§ **PROBLEM DESCRIPTION**
Type the entries again, word for word.

§ **EXTRACTED ENTRIES**

+---+

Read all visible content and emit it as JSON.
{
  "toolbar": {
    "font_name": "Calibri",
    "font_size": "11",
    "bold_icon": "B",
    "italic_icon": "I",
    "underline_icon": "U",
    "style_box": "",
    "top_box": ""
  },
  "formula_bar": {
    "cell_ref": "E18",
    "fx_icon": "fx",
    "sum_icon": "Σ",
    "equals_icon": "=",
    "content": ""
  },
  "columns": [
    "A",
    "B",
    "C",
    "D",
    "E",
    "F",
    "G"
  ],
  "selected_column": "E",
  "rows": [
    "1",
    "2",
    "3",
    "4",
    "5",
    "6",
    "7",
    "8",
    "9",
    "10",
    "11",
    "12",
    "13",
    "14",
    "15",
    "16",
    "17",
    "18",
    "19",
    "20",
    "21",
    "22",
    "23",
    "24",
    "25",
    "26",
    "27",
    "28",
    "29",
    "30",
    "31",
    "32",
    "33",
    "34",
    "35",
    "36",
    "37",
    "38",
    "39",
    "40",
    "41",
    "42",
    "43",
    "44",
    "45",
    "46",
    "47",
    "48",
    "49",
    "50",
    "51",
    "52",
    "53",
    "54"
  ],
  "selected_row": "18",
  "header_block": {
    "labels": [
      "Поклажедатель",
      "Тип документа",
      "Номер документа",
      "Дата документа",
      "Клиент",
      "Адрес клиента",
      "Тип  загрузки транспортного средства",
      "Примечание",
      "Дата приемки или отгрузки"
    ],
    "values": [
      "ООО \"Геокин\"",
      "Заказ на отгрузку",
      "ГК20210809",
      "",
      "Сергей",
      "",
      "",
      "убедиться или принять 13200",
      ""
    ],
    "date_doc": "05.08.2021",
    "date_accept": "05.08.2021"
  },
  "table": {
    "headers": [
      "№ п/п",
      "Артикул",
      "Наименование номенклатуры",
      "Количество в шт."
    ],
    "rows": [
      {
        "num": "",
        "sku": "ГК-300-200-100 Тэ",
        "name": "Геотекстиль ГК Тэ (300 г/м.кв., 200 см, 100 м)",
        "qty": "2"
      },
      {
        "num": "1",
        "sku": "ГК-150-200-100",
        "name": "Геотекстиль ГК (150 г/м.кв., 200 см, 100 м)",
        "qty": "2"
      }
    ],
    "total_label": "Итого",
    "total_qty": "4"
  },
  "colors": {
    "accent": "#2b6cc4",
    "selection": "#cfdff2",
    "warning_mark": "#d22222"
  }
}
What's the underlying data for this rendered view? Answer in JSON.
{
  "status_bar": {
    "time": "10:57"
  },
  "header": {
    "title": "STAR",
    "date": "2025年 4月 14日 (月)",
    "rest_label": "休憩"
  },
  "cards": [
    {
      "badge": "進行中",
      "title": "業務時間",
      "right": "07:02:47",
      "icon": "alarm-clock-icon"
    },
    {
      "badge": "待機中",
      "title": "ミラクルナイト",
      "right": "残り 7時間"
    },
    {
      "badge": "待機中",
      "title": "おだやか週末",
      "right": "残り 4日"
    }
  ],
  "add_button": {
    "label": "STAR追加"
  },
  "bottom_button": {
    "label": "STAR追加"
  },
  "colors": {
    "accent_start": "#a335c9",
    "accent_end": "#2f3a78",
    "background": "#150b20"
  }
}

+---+

§ **OUTPUT FOR THIS TASK**
Read all visible content and emit it as JSON.
{
  "toolbar": {
    "font_name": "Calibri",
    "font_size": "11",
    "bold_icon": "B",
    "italic_icon": "I",
    "underline_icon": "U",
    "style_box": "",
    "top_box": ""
  },
  "formula_bar": {
    "cell_ref": "E18",
    "fx_icon": "fx",
    "sum_icon": "Σ",
    "equals_icon": "=",
    "content": ""
  },
  "columns": [
    "A",
    "B",
    "C",
    "D",
    "E",
    "F",
    "G"
  ],
  "selected_column": "E",
  "rows": [
    "1",
    "2",
    "3",
    "4",
    "5",
    "6",
    "7",
    "8",
    "9",
    "10",
    "11",
    "12",
    "13",
    "14",
    "15",
    "16",
    "17",
    "18",
    "19",
    "20",
    "21",
    "22",
    "23",
    "24",
    "25",
    "26",
    "27",
    "28",
    "29",
    "30",
    "31",
    "32",
    "33",
    "34",
    "35",
    "36",
    "37",
    "38",
    "39",
    "40",
    "41",
    "42",
    "43",
    "44",
    "45",
    "46",
    "47",
    "48",
    "49",
    "50",
    "51",
    "52",
    "53",
    "54"
  ],
  "selected_row": "18",
  "header_block": {
    "labels": [
      "Поклажедатель",
      "Тип документа",
      "Номер документа",
      "Дата документа",
      "Клиент",
      "Адрес клиента",
      "Тип  загрузки транспортного средства",
      "Примечание",
      "Дата приемки или отгрузки"
    ],
    "values": [
      "ООО \"Геокин\"",
      "Заказ на отгрузку",
      "ГК20210809",
      "",
      "Сергей",
      "",
      "",
      "убедиться или принять 13200",
      ""
    ],
    "date_doc": "05.08.2021",
    "date_accept": "05.08.2021"
  },
  "table": {
    "headers": [
      "№ п/п",
      "Артикул",
      "Наименование номенклатуры",
      "Количество в шт."
    ],
    "rows": [
      {
        "num": "",
        "sku": "ГК-300-200-100 Тэ",
        "name": "Геотекстиль ГК Тэ (300 г/м.кв., 200 см, 100 м)",
        "qty": "2"
      },
      {
        "num": "1",
        "sku": "ГК-150-200-100",
        "name": "Геотекстиль ГК (150 г/м.кв., 200 см, 100 м)",
        "qty": "2"
      }
    ],
    "total_label": "Итого",
    "total_qty": "4"
  },
  "colors": {
    "accent": "#2b6cc4",
    "selection": "#cfdff2",
    "warning_mark": "#d22222"
  }
}
What's the underlying data for this rendered view? Answer in JSON.
{
  "status_bar": {
    "time": "10:57"
  },
  "header": {
    "title": "STAR",
    "date": "2025年 4月 14日 (月)",
    "rest_label": "休憩"
  },
  "cards": [
    {
      "badge": "進行中",
      "title": "業務時間",
      "right": "07:02:47",
      "icon": "alarm-clock-icon"
    },
    {
      "badge": "待機中",
      "title": "ミラクルナイト",
      "right": "残り 7時間"
    },
    {
      "badge": "待機中",
      "title": "おだやか週末",
      "right": "残り 4日"
    }
  ],
  "add_button": {
    "label": "STAR追加"
  },
  "bottom_button": {
    "label": "STAR追加"
  },
  "colors": {
    "accent_start": "#a335c9",
    "accent_end": "#2f3a78",
    "background": "#150b20"
  }
}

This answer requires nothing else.